_Supplied entries_:
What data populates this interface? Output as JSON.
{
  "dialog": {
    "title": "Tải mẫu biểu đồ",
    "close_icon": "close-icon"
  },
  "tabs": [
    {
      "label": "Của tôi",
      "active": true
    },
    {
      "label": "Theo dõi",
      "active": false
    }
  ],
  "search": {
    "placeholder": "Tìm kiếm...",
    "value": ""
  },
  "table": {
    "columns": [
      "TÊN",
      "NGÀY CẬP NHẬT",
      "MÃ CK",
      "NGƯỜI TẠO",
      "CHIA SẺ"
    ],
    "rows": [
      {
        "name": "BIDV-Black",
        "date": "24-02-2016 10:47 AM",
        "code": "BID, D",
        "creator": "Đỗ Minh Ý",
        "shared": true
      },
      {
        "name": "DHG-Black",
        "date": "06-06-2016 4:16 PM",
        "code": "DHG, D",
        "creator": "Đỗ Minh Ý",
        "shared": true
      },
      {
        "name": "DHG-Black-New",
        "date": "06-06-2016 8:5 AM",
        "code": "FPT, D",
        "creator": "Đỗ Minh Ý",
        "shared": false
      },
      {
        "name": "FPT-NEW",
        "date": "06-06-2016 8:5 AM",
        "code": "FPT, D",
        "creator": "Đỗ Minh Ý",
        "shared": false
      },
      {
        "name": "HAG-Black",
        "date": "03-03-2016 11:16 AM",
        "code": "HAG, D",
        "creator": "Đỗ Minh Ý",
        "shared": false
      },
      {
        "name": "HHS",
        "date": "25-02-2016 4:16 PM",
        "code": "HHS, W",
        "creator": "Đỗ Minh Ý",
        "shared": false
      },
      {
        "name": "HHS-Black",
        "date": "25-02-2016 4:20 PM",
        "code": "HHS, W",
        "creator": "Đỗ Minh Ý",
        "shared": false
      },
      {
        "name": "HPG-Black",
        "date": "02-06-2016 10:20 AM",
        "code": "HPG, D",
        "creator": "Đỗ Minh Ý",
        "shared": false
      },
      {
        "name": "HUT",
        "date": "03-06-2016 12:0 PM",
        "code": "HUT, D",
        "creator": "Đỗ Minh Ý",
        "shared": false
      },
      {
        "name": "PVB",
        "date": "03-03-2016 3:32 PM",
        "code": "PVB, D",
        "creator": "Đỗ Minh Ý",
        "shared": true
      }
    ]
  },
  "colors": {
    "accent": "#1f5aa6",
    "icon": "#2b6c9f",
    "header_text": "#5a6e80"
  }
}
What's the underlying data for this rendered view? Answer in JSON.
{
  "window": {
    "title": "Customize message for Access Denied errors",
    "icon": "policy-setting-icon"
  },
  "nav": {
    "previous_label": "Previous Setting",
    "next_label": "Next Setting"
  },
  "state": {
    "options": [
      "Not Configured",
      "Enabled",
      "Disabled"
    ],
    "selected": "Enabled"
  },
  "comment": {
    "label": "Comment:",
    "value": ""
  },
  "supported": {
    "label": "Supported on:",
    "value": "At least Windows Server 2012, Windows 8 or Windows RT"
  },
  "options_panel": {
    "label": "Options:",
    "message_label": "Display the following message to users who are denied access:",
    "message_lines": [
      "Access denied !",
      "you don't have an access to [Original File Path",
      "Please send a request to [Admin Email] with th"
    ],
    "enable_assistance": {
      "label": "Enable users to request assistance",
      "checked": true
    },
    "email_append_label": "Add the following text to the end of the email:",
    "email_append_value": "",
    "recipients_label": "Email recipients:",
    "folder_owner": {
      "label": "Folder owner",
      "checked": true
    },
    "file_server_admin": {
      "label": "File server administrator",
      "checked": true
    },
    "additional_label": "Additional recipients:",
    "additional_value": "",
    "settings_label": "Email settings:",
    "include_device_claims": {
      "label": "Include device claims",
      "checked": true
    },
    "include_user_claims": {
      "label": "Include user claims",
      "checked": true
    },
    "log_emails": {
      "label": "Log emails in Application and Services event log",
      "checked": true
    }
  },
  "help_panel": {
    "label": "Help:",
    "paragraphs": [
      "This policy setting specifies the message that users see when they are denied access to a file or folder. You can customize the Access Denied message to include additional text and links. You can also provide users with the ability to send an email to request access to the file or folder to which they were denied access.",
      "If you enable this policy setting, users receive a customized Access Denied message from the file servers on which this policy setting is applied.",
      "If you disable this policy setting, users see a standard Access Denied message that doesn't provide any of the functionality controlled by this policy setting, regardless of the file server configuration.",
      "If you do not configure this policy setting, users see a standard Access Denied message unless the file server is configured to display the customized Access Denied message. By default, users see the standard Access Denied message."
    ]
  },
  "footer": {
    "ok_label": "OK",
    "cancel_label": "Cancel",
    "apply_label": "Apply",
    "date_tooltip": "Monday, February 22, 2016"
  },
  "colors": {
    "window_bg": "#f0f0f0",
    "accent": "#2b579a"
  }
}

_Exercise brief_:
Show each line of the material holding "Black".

_Answer_:
        "name": "BIDV-Black",
        "name": "DHG-Black",
        "name": "DHG-Black-New",
        "name": "HAG-Black",
        "name": "HHS-Black",
        "name": "HPG-Black",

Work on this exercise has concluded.